  • Communication to members: While this change will not impact members for a decade, trustees should consider whether it would be appropriate to communicate to members to explain the impact of this announcement on their benefits.

Buck would be happy to provide formal advice on any of these areas, or to provide training on the various inflation measures, along with where they are used and the impact of any change.


Reform to RPI inflation has been long awaited, and many will be relieved to see that the method chosen to implement change should provide certainty, with the reform feeding automatically through to the overwhelming majority of uses of RPI.  Hopefully this approach will avoid the potential for loose ends and legal challenge which could have happened if the index had instead been “retired”.

It will be important for trustees to understand the impact this will have on members’ benefits and their scheme’s funding level.  It should also drive a review of current practices to ensure that funding methodology, hedging strategies and relevant factors are all updated to reflect the new reality.

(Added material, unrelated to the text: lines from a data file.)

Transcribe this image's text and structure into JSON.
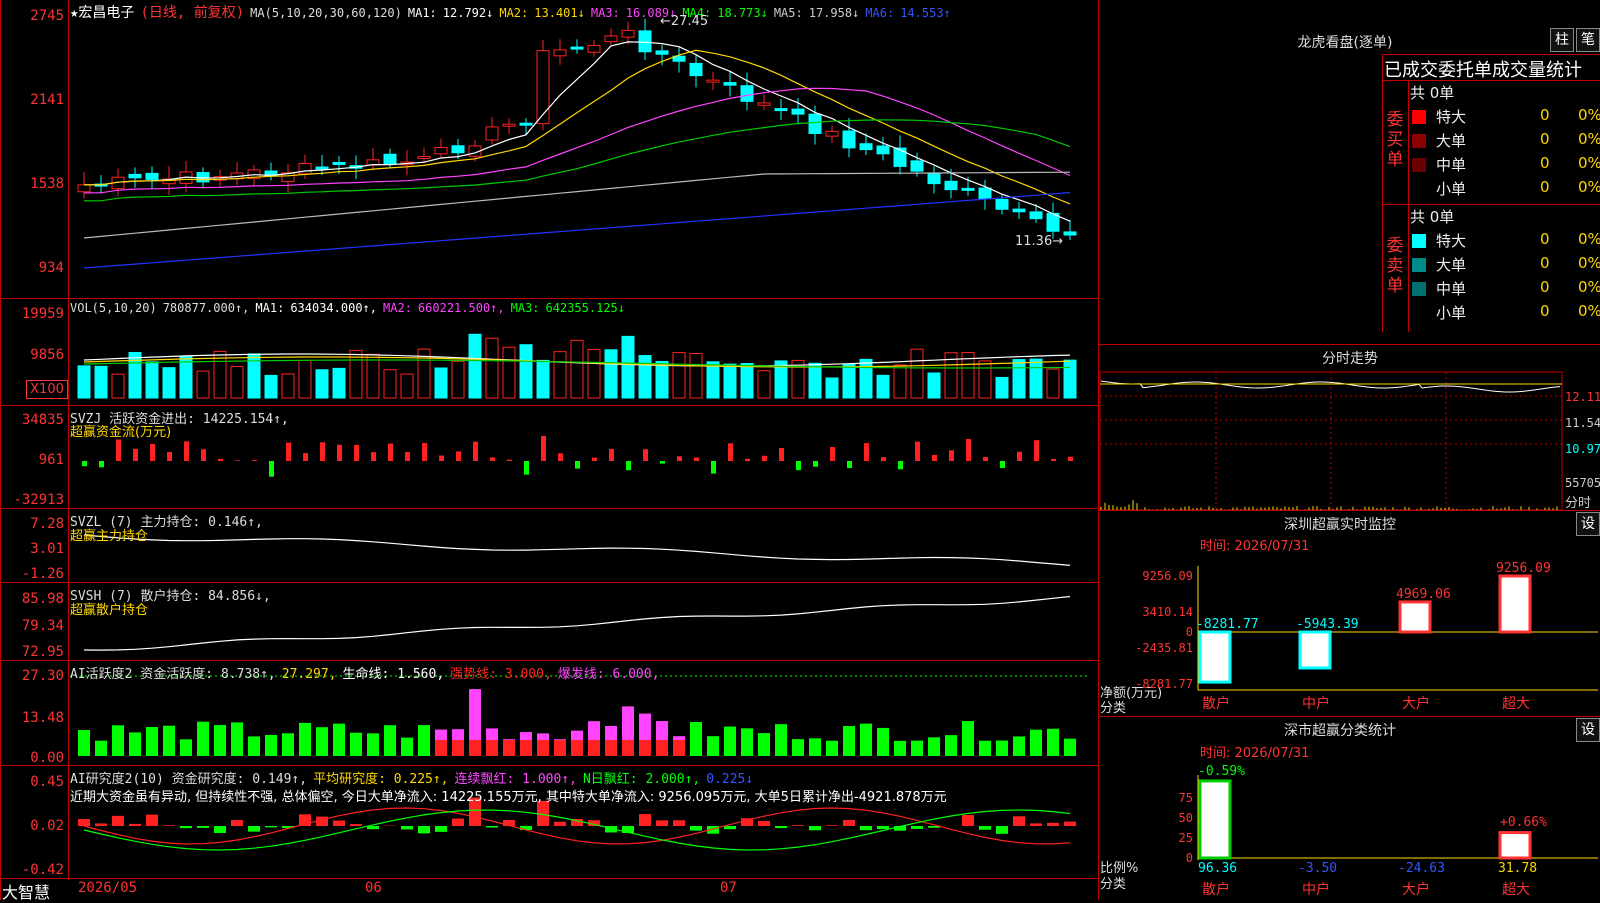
{
  "stock": {
    "name": "★宏昌电子",
    "mode": "(日线, 前复权)",
    "ma_label": "MA(5,10,20,30,60,120)",
    "ma": [
      {
        "label": "MA1:",
        "value": "12.792↓",
        "color": "#ffffff"
      },
      {
        "label": "MA2:",
        "value": "13.401↓",
        "color": "#ffd700"
      },
      {
        "label": "MA3:",
        "value": "16.089↓",
        "color": "#ff44ff"
      },
      {
        "label": "MA4:",
        "value": "18.773↓",
        "color": "#00ff00"
      },
      {
        "label": "MA5:",
        "value": "17.958↓",
        "color": "#cccccc"
      },
      {
        "label": "MA6:",
        "value": "14.553↑",
        "color": "#3355ff"
      }
    ],
    "high_mark": "27.45",
    "low_mark": "11.36",
    "y_ticks": [
      "2745",
      "2141",
      "1538",
      "934"
    ]
  },
  "volume": {
    "label": "VOL(5,10,20)",
    "value": "780877.000↑,",
    "ma": [
      {
        "label": "MA1:",
        "value": "634034.000↑,",
        "color": "#ffffff"
      },
      {
        "label": "MA2:",
        "value": "660221.500↑,",
        "color": "#ff44ff"
      },
      {
        "label": "MA3:",
        "value": "642355.125↓",
        "color": "#00ff00"
      }
    ],
    "y_ticks": [
      "19959",
      "9856"
    ],
    "unit": "X100"
  },
  "svzj": {
    "label": "SVZJ  活跃资金进出: 14225.154↑,",
    "sub": "超赢资金流(万元)",
    "y_ticks": [
      "34835",
      "961",
      "-32913"
    ]
  },
  "svzl": {
    "label": "SVZL (7) 主力持仓: 0.146↑,",
    "sub": "超赢主力持仓",
    "y_ticks": [
      "7.28",
      "3.01",
      "-1.26"
    ]
  },
  "svsh": {
    "label": "SVSH (7) 散户持仓: 84.856↓,",
    "sub": "超赢散户持仓",
    "y_ticks": [
      "85.98",
      "79.34",
      "72.95"
    ]
  },
  "ai_active": {
    "label": "AI活跃度2 资金活跃度: 8.738↑,",
    "v2": "27.297,",
    "v3": "生命线: 1.560,",
    "v4": "强势线: 3.000,",
    "v5": "爆发线: 6.000,",
    "y_ticks": [
      "27.30",
      "13.48",
      "0.00"
    ]
  },
  "ai_research": {
    "label": "AI研究度2(10) 资金研究度: 0.149↑,",
    "avg": "平均研究度: 0.225↑,",
    "red": "连续飘红: 1.000↑,",
    "nday": "N日飘红: 2.000↑,",
    "last": "0.225↓",
    "summary": "近期大资金虽有异动, 但持续性不强, 总体偏空, 今日大单净流入: 14225.155万元, 其中特大单净流入: 9256.095万元, 大单5日累计净出-4921.878万元",
    "y_ticks": [
      "0.45",
      "0.02",
      "-0.42"
    ]
  },
  "x_axis": {
    "brand": "大智慧",
    "labels": [
      "2026/05",
      "06",
      "07"
    ]
  },
  "right": {
    "dragon_title": "龙虎看盘(逐单)",
    "btn1": "柱",
    "btn2": "笔",
    "section_title": "已成交委托单成交量统计",
    "buy": {
      "side": "委买单",
      "total": "共 0单",
      "rows": [
        {
          "name": "特大",
          "count": "0",
          "pct": "0%",
          "color": "#ff0000"
        },
        {
          "name": "大单",
          "count": "0",
          "pct": "0%",
          "color": "#8b0000"
        },
        {
          "name": "中单",
          "count": "0",
          "pct": "0%",
          "color": "#6a0000"
        },
        {
          "name": "小单",
          "count": "0",
          "pct": "0%",
          "color": ""
        }
      ]
    },
    "sell": {
      "side": "委卖单",
      "total": "共 0单",
      "rows": [
        {
          "name": "特大",
          "count": "0",
          "pct": "0%",
          "color": "#00ffff"
        },
        {
          "name": "大单",
          "count": "0",
          "pct": "0%",
          "color": "#008b8b"
        },
        {
          "name": "中单",
          "count": "0",
          "pct": "0%",
          "color": "#007070"
        },
        {
          "name": "小单",
          "count": "0",
          "pct": "0%",
          "color": ""
        }
      ]
    },
    "intraday": {
      "title": "分时走势",
      "prices": [
        "12.11",
        "11.54",
        "10.97"
      ],
      "vol": "55705",
      "vol_label": "分时"
    },
    "sz_monitor": {
      "title": "深圳超赢实时监控",
      "btn": "设",
      "time": "时间: 2026/07/31",
      "y_ticks": [
        "9256.09",
        "3410.14",
        "0",
        "-2435.81",
        "-8281.77"
      ],
      "unit": "净额(万元)",
      "xcap": "分类",
      "categories": [
        "散户",
        "中户",
        "大户",
        "超大"
      ],
      "values": [
        "-8281.77",
        "-5943.39",
        "4969.06",
        "9256.09"
      ]
    },
    "sz_class": {
      "title": "深市超赢分类统计",
      "btn": "设",
      "time": "时间: 2026/07/31",
      "y_ticks": [
        "75",
        "50",
        "25",
        "0"
      ],
      "unit": "比例%",
      "xcap": "分类",
      "top_labels": [
        "-0.59%",
        "+0.66%"
      ],
      "categories": [
        "散户",
        "中户",
        "大户",
        "超大"
      ],
      "values": [
        "96.36",
        "-3.50",
        "-24.63",
        "31.78"
      ]
    }
  }
}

This change will result in many losers, with pensioners losing out on RPI pension increases and the RPI-linked assets held by pension schemes (and other investors) taking a hit.  The flip-side of this is the gains seen for the Government, who have saved an estimated £100bn of future borrowing costs, along with those consumers who should, in future, see lower increases in rail fares, student loans and various other measures which are typically pegged to RPI inflation.